Reliable forecasts of future ‘megadroughts’ would be a boon to farmers and water managers across the USA but results presented last week at the annual assembly of the European Geosciences Union in Vienna suggest that such forecasts are still beyond the reach of current climate models.
Sloan Coats of Columbia University’s Lamont-Doherty Earth Observatory in Palisades, New York, and his colleagues tested whether a state-of-the-art climate model could simulate the droughts known to have occurred in the southwest during the past millennium. The model incorporated realistic numbers for factors that affect temperature and rainfall, such as atmospheric carbon dioxide levels, changes in solar radiation and ash from volcanic eruptions.
It also incorporated changes in the El Niño/Southern Oscillation (ENSO), a recurring temperature anomaly in the tropical Pacific that greatly affects weather in the western United States and many other parts of the world. (The warm phase — El Niño — often brings torrential rain and flooding; the cold phase — La Niña — tends to bring drought.) The team then compared the results of its simulations with data from the North American Drought Atlas, a detailed compilation of droughts based on the thickness of tree rings.
The results were puzzling. Although the simulation produced a number of pronounced droughts lasting several decades each, these did not match the timing of known megadroughts. In fact, drought occurrences were no more in agreement when the model was fed realistic values for variables that influence rainfall than when it ran control simulations in which the values were unrealistically held constant. “The model seems to miss some of the dynamics that drive large droughts,” says study participant Jason Smerdon, a researcher at Lamont-Doherty who studies historical climate patterns.

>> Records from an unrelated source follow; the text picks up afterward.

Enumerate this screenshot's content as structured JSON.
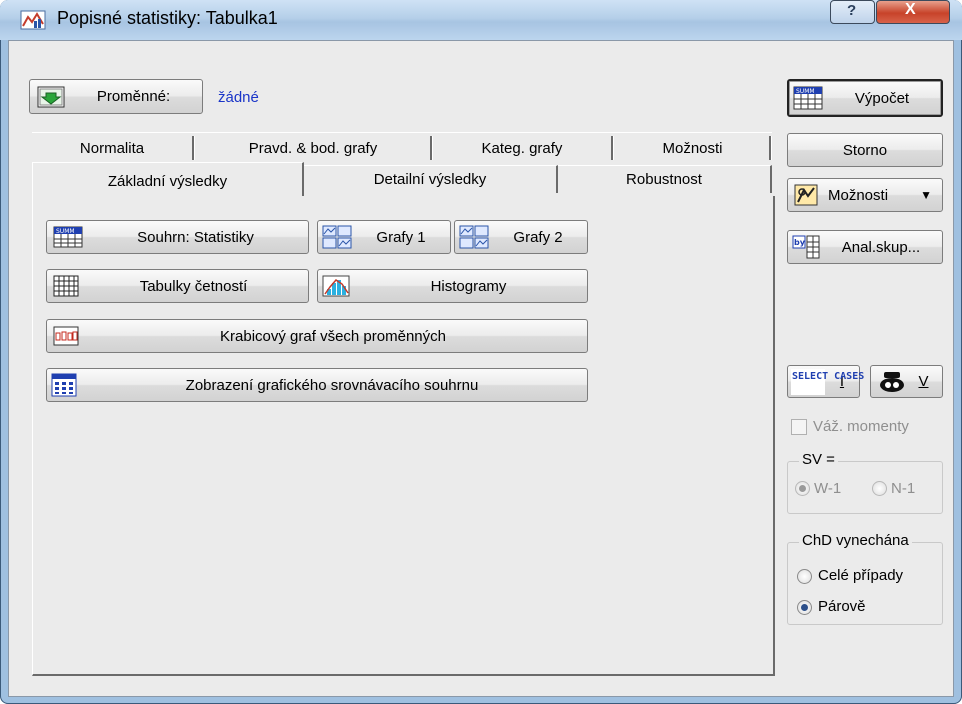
{
  "window": {
    "title": "Popisné statistiky: Tabulka1",
    "help_label": "?",
    "close_label": "X"
  },
  "variables": {
    "button_label": "Proměnné:",
    "value": "žádné"
  },
  "tabs_back": [
    "Normalita",
    "Pravd. & bod. grafy",
    "Kateg. grafy",
    "Možnosti"
  ],
  "tabs_front": [
    "Základní výsledky",
    "Detailní výsledky",
    "Robustnost"
  ],
  "panel": {
    "summary_stats": "Souhrn: Statistiky",
    "graphs1": "Grafy 1",
    "graphs2": "Grafy 2",
    "freq_tables": "Tabulky četností",
    "histograms": "Histogramy",
    "boxplot_all": "Krabicový graf všech proměnných",
    "summary_graph": "Zobrazení grafického srovnávacího souhrnu"
  },
  "side": {
    "compute": "Výpočet",
    "cancel": "Storno",
    "options": "Možnosti",
    "by_group": "Anal.skup...",
    "select_cases_icon_text": "SELECT CASES",
    "select_cases_label": "I",
    "weight_label": "V",
    "weighted_moments": "Váž. momenty",
    "df_group_label": "SV =",
    "df_w1": "W-1",
    "df_n1": "N-1",
    "md_group_label": "ChD vynechána",
    "md_casewise": "Celé případy",
    "md_pairwise": "Párově"
  },
  "state": {
    "weighted_moments": false,
    "df": "W-1",
    "missing_data": "Párově"
  }
}
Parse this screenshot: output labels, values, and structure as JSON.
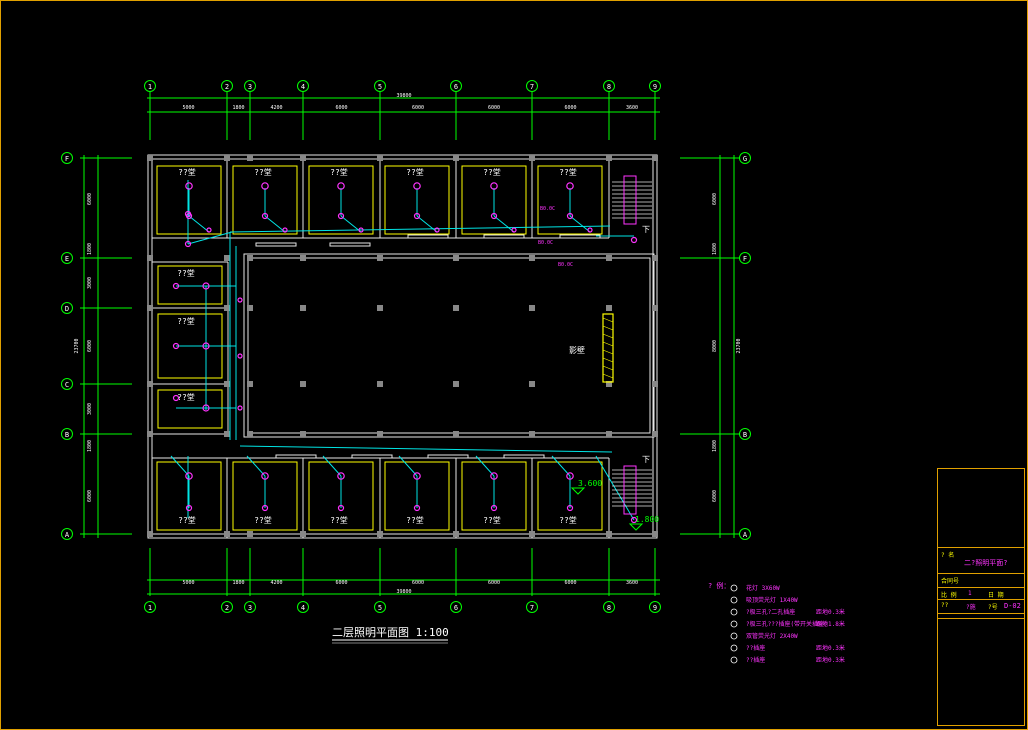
{
  "drawing": {
    "title": "二层照明平面图 1:100",
    "columns": [
      "1",
      "2",
      "3",
      "4",
      "5",
      "6",
      "7",
      "8",
      "9"
    ],
    "rows": [
      "F",
      "E",
      "D",
      "C",
      "B",
      "A"
    ],
    "rows_right": [
      "G",
      "F",
      "B",
      "A"
    ],
    "top_total": "39800",
    "bottom_total": "39800",
    "col_dims": [
      "5000",
      "1800",
      "4200",
      "6000",
      "6000",
      "6000",
      "6000",
      "3600"
    ],
    "row_dims_left": [
      "6000",
      "1800",
      "3000",
      "6000",
      "3000",
      "1800",
      "6000"
    ],
    "height_total_left": "23700",
    "height_total_right": "23700",
    "row_dims_right": [
      "6000",
      "1800",
      "8000",
      "1800",
      "6000"
    ],
    "rooms_top": [
      "??堂",
      "??堂",
      "??堂",
      "??堂",
      "??堂",
      "??堂"
    ],
    "rooms_left": [
      "??堂",
      "??堂",
      "??堂"
    ],
    "rooms_bottom": [
      "??堂",
      "??堂",
      "??堂",
      "??堂",
      "??堂",
      "??堂"
    ],
    "courtyard_label": "影壁",
    "elev_1": "3.600",
    "elev_2": "1.800",
    "stair_down": "下",
    "wire_labels": [
      "B0.0C",
      "B0.0C",
      "B0.0C"
    ]
  },
  "legend": {
    "title": "? 例：",
    "items": [
      {
        "text": "花灯  3X60W",
        "note": ""
      },
      {
        "text": "吸顶荧光灯  1X40W",
        "note": ""
      },
      {
        "text": "?极三孔?二孔插座",
        "note": "距地0.3米"
      },
      {
        "text": "?极三孔???插座(带开关插座)",
        "note": "距地1.8米"
      },
      {
        "text": "双管荧光灯  2X40W",
        "note": ""
      },
      {
        "text": "??插座",
        "note": "距地0.3米"
      },
      {
        "text": "??插座",
        "note": "距地0.3米"
      }
    ]
  },
  "title_block": {
    "drawing_name_label": "? 名",
    "drawing_name": "二?照明平面?",
    "contract_label": "合同号",
    "scale_label": "比 例",
    "scale_value": "1",
    "date_label": "日 期",
    "design_label": "??",
    "design_value": "?施",
    "sheet_label": "?号",
    "sheet_value": "D-02"
  },
  "colors": {
    "wall": "#e6e6e6",
    "frame": "#e0a000",
    "grid": "#00ff00",
    "wire": "#00e5e5",
    "fixture": "#ff33ff",
    "room_outline": "#ffff00",
    "dim_red": "#ff3030"
  }
}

Other climate models tested by the team fared no better, he says. In particular, the models failed to reproduce a series of multi-decadal droughts that occurred in the southwest during the Medieval Climate Anomaly, a period between AD 900 and 1200 when global temperatures were about as high as they are today.
“The model seems to miss some of the dynamics that drive large droughts.”
The problem may lie in the models’ inability to reproduce the cycling between the ENSO’s El Niño and La Niña phases, especially given that many scientists think that La Niña is the major driver of drought in the southwest. The ENSO “behaves much messier in the real world than in climate models”, says Jessica Tierney, a climate scientist at the Woods Hole Oceanographic Institution in Massachusetts who has investigated the role of the ENSO in East African rainfall variability2. “We’re not sure how it has varied in the past, and we don’t know how it might change in response to climate change. This is really one of the big uncertainties we’re facing.”
In addition to their failure to reproduce El Niño and La Niña, existing models do not fully capture other factors that influence rainfall, such as clouds and vegetation. But Smerdon adds that the atmospheric and oceanic dynamics that inhibit rainfall and favour prolonged drought may be essentially random and so almost unpredictable.
Last week’s findings highlight the broader challenge of predicting how precipitation patterns will change as the global climate warms. Models are often at odds over the very direction of regional changes. For example, different projections prepared for the Colorado Water Conservation Board disagree on whether mean precipitation in the state will increase or decrease by 2050 (ref. 3).
But the uncertainties don’t change the larger picture, scientists say. “Climate models are not perfect, but they do the big things really well,” says Tierney. “We can be pretty confident that the southwest will warm and that water will become scarcer.”
WeatherWatch and Nature